Description of the task: All lines containing the string "Cliquez" must be copied from the entries.

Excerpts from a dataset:
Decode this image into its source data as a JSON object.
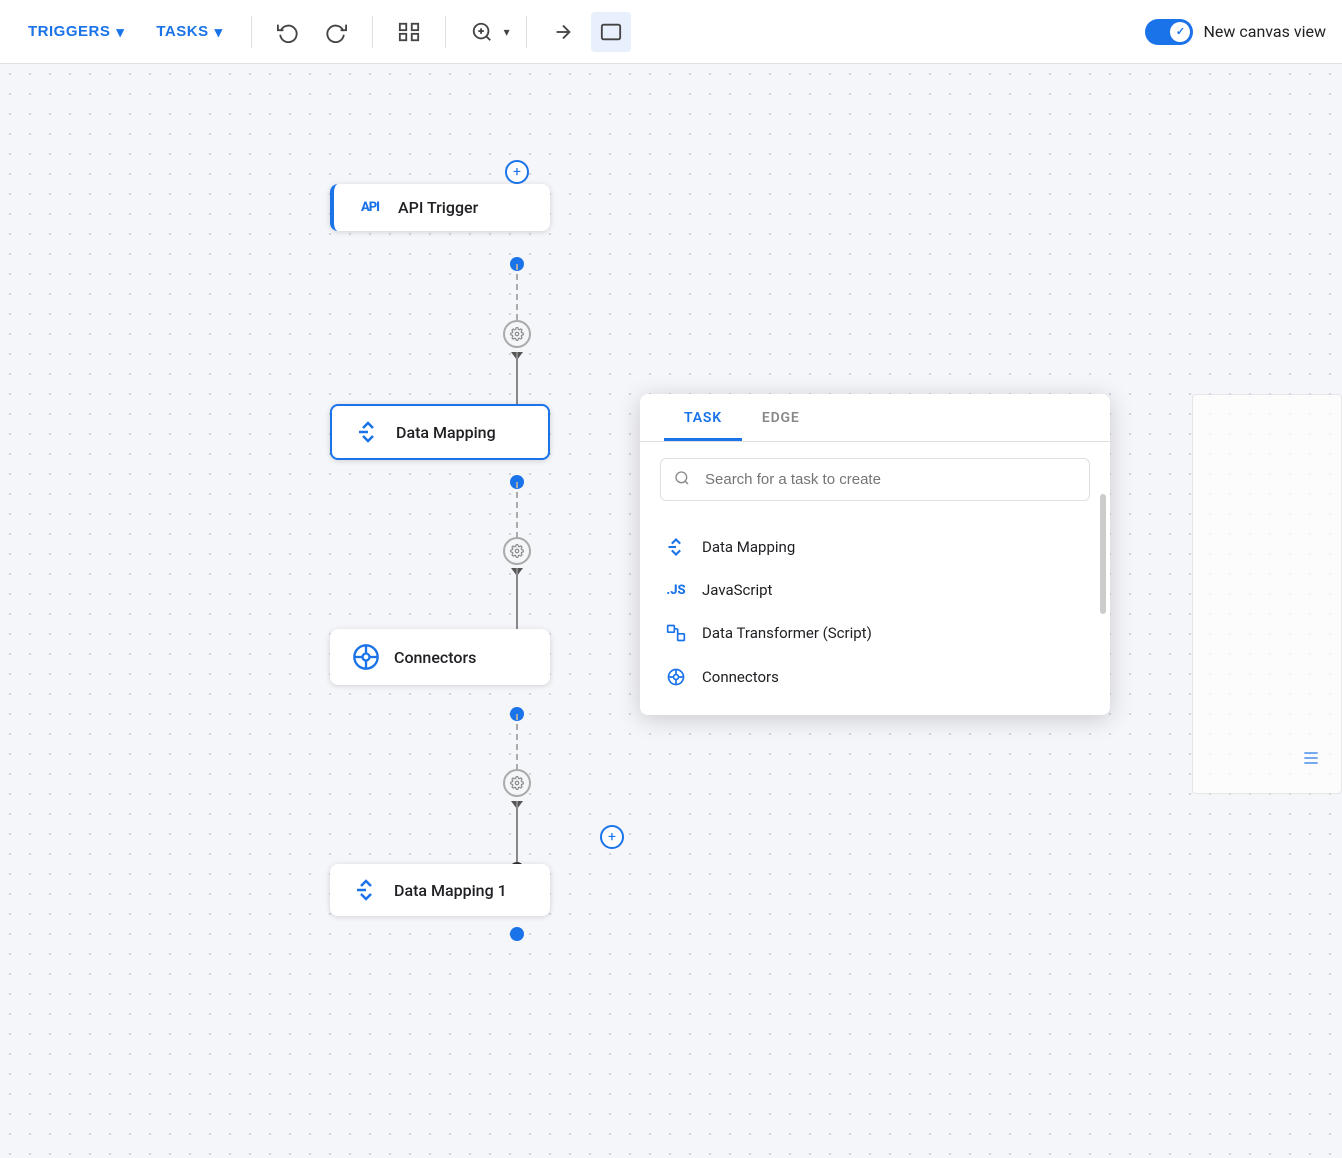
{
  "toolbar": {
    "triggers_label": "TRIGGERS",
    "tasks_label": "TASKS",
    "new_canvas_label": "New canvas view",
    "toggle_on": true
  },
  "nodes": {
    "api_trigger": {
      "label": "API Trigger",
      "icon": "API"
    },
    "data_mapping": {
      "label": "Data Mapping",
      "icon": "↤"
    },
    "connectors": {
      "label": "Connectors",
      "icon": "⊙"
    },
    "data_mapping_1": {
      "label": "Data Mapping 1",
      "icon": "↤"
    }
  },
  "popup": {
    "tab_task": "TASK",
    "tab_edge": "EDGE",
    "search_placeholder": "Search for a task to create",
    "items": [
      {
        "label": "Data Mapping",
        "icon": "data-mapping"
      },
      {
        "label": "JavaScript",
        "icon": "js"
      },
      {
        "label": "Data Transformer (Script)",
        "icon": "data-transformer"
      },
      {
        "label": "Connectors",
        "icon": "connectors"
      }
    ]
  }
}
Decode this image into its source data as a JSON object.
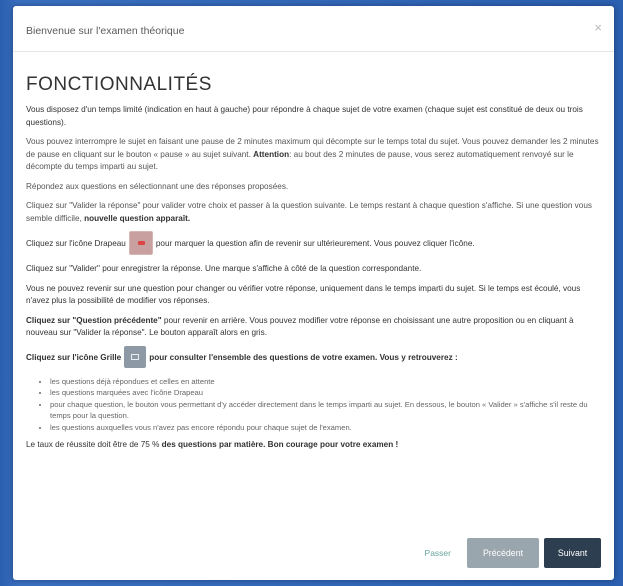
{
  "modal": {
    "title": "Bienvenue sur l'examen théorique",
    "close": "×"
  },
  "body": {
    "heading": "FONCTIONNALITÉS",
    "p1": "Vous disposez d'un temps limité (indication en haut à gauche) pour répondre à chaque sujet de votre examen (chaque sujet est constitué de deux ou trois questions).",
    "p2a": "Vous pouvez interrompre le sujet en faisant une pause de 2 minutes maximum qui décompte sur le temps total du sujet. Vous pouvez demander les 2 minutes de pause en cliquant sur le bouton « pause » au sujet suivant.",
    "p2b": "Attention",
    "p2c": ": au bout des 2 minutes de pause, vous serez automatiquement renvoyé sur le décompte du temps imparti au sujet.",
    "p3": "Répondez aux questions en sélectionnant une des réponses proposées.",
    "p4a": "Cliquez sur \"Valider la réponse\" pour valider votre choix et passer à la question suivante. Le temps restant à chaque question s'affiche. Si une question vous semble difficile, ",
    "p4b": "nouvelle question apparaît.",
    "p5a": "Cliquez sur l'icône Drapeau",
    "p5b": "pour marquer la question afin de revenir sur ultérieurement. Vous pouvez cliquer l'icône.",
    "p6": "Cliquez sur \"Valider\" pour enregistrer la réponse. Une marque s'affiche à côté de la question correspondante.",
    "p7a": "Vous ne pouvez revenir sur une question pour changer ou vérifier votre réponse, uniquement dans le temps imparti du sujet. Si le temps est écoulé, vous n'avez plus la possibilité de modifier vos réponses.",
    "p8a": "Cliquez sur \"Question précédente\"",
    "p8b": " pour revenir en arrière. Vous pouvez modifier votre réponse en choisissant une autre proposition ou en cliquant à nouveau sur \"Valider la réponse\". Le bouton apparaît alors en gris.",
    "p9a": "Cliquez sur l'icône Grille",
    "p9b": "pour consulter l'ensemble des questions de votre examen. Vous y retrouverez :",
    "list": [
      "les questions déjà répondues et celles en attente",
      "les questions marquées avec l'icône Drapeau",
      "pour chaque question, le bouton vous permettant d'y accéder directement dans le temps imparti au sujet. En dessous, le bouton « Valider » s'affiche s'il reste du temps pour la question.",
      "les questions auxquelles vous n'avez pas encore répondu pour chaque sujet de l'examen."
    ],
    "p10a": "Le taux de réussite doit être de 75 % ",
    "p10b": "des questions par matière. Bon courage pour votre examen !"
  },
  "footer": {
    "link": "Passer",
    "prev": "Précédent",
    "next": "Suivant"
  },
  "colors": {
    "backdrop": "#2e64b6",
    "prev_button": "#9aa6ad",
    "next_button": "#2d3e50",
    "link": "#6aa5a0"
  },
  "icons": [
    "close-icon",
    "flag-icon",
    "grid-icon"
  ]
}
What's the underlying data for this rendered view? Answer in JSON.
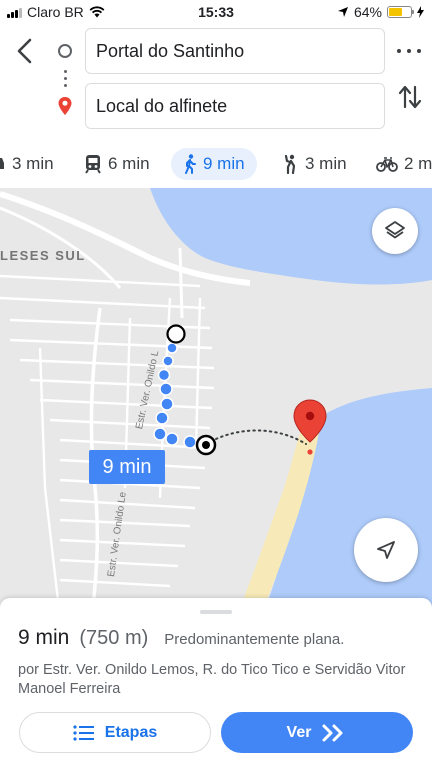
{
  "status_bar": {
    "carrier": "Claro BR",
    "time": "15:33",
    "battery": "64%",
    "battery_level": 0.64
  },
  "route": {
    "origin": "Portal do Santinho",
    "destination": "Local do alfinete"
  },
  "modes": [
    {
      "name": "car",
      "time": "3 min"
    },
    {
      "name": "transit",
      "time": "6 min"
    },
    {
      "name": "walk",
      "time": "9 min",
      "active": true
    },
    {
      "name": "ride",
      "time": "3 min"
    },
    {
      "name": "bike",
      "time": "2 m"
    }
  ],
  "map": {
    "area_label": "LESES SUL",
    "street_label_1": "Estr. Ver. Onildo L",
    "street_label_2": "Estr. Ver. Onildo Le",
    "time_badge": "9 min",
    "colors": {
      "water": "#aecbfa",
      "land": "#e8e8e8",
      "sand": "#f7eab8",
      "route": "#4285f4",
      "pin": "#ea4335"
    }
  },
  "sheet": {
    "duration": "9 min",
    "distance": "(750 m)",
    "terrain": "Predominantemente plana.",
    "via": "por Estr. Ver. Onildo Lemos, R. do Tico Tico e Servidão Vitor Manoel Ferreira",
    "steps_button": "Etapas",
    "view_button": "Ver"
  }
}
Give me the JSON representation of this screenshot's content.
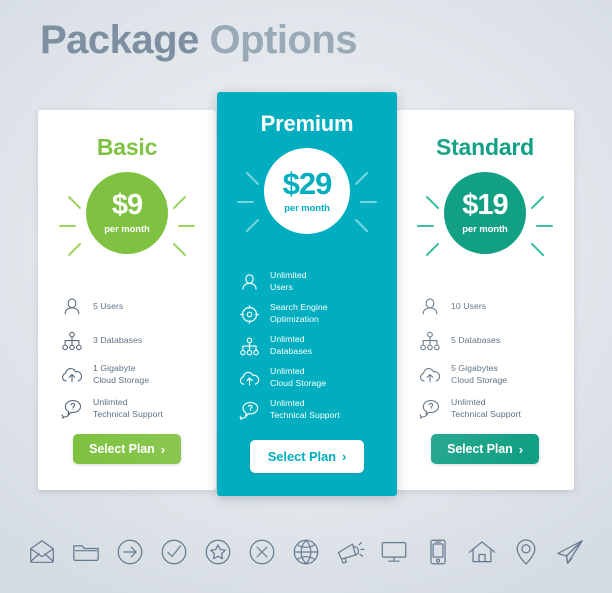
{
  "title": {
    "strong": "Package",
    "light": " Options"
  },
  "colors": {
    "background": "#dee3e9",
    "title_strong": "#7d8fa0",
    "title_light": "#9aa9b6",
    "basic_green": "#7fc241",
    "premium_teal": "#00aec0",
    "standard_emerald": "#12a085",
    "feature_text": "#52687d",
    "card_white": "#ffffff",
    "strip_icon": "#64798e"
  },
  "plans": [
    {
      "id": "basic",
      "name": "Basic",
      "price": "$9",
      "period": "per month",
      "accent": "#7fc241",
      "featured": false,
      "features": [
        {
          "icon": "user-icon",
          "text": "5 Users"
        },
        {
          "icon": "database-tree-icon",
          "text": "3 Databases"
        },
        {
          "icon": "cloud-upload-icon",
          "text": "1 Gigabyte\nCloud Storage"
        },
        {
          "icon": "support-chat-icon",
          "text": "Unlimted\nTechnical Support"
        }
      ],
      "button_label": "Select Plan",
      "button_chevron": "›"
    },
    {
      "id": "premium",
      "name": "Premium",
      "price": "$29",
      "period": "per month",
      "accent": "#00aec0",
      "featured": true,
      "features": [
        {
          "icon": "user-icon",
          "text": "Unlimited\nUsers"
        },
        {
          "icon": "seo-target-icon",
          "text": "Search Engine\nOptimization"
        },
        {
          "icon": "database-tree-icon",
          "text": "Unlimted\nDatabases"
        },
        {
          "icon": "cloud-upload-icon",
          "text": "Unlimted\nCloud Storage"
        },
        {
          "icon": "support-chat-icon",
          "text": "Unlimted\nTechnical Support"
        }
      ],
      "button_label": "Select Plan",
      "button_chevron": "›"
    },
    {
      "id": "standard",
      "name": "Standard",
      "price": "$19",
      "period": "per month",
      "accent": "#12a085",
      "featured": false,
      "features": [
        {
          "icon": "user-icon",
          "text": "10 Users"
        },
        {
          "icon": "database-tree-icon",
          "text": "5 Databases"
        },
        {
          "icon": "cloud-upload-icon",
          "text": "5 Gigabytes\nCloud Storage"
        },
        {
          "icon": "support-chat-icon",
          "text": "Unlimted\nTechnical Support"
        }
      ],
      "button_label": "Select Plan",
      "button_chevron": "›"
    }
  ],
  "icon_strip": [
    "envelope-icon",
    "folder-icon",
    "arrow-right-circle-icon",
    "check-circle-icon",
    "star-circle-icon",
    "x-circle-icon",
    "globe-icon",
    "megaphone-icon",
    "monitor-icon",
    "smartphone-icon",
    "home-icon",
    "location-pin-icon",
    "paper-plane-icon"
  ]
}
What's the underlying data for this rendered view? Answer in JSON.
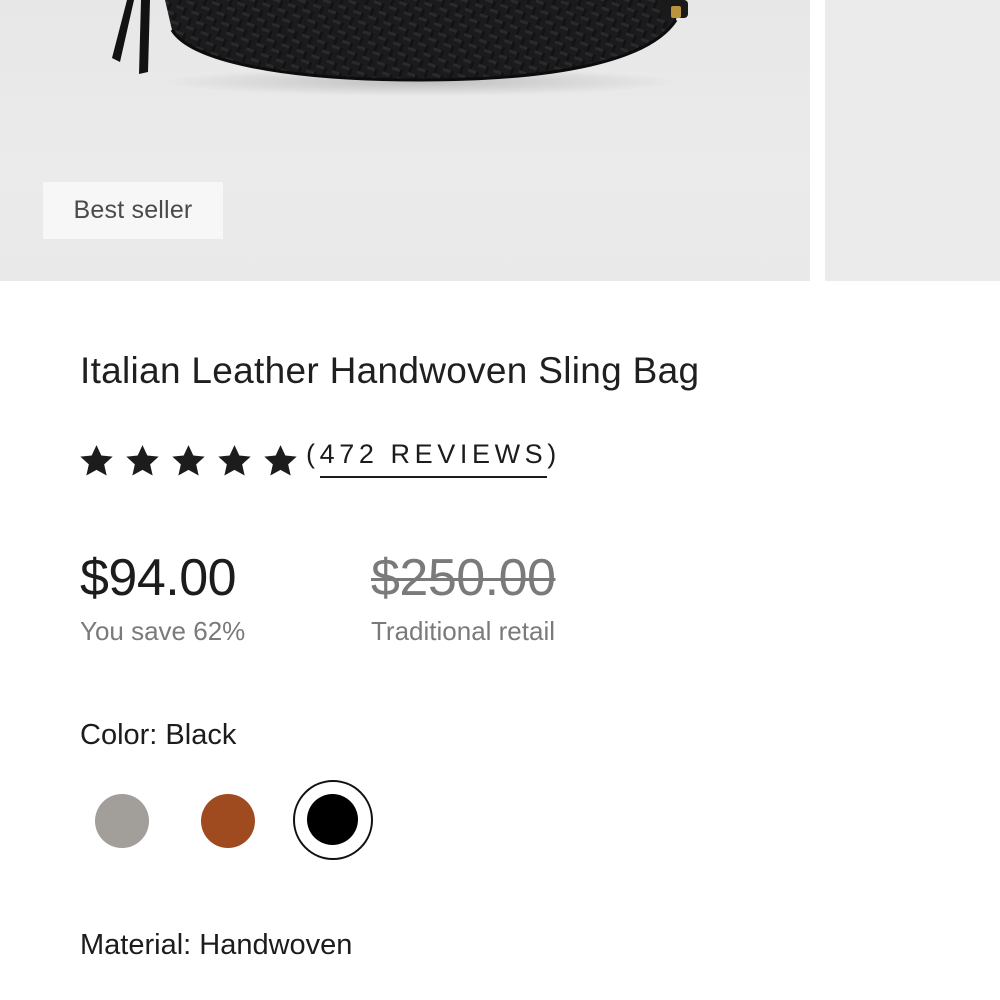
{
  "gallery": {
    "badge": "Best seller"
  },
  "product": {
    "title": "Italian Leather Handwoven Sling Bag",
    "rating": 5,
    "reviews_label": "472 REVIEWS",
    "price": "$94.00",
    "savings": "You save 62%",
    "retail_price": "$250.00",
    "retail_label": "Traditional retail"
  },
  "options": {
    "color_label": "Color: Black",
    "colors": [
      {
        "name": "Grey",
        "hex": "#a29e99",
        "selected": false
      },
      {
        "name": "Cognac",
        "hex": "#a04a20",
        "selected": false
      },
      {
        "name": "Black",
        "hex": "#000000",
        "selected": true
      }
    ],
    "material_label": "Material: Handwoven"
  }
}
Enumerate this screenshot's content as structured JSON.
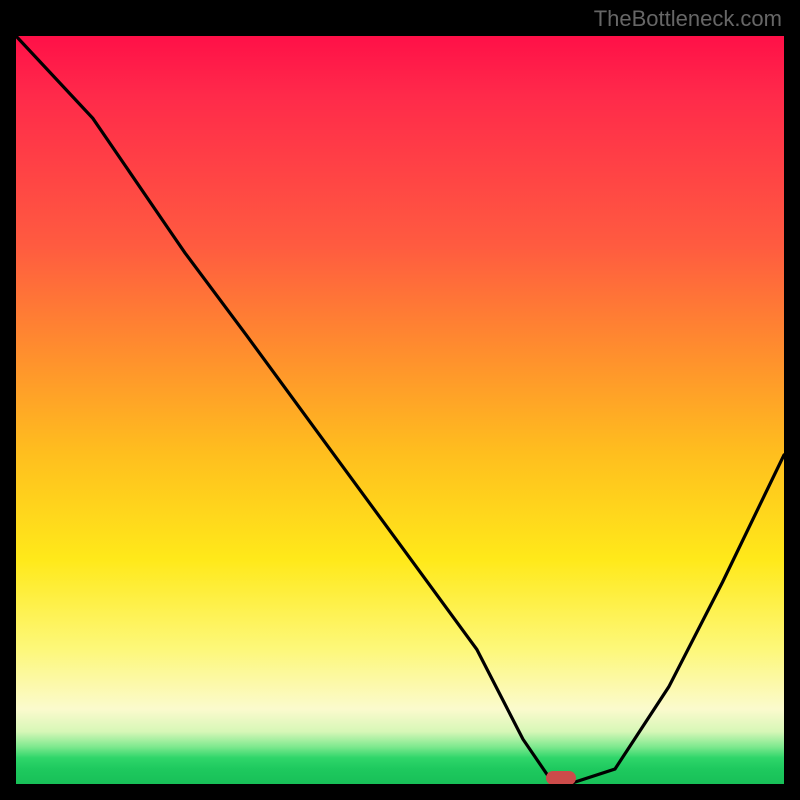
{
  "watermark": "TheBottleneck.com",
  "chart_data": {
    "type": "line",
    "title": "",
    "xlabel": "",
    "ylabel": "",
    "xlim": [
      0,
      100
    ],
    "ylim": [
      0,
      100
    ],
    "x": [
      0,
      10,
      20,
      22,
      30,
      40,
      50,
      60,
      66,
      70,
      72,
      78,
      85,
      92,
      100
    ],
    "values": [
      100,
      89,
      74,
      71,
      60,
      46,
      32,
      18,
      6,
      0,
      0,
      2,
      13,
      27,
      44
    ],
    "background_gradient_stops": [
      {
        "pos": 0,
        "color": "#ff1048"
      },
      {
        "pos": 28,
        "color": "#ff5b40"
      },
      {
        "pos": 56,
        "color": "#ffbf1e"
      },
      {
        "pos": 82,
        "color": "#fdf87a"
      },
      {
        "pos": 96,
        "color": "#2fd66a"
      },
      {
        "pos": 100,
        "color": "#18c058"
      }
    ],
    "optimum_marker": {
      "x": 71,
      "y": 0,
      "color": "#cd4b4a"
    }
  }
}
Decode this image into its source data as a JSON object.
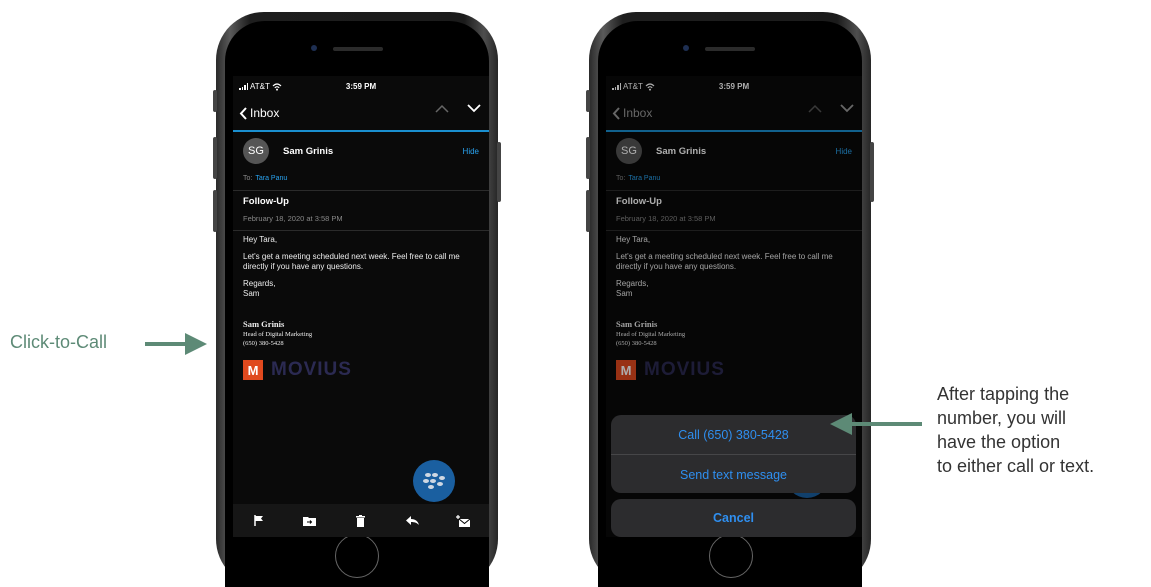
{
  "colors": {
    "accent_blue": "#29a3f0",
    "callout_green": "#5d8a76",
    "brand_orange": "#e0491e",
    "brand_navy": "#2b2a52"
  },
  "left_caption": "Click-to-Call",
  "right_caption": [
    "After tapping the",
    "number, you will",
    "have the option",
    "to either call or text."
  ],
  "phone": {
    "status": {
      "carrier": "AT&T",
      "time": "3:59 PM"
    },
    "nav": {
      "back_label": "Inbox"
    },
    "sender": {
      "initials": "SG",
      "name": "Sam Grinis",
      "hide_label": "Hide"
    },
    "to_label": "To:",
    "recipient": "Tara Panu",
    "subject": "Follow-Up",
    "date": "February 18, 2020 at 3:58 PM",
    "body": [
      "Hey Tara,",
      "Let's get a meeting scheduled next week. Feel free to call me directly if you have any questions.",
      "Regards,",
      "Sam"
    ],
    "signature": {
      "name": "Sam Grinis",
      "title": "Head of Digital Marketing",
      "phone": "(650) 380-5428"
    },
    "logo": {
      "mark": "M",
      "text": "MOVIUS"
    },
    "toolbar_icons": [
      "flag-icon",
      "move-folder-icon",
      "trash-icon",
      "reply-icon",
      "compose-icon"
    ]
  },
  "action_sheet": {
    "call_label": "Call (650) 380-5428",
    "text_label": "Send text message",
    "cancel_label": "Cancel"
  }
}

Answer for the task:
    "p4a": "Cliquez sur \"Valider la réponse\" pour valider votre choix et passer à la question suivante. Le temps restant à chaque question s'affiche. Si une question vous semble difficile, ",
    "p5a": "Cliquez sur l'icône Drapeau",
    "p6": "Cliquez sur \"Valider\" pour enregistrer la réponse. Une marque s'affiche à côté de la question correspondante.",
    "p8a": "Cliquez sur \"Question précédente\"",
    "p9a": "Cliquez sur l'icône Grille",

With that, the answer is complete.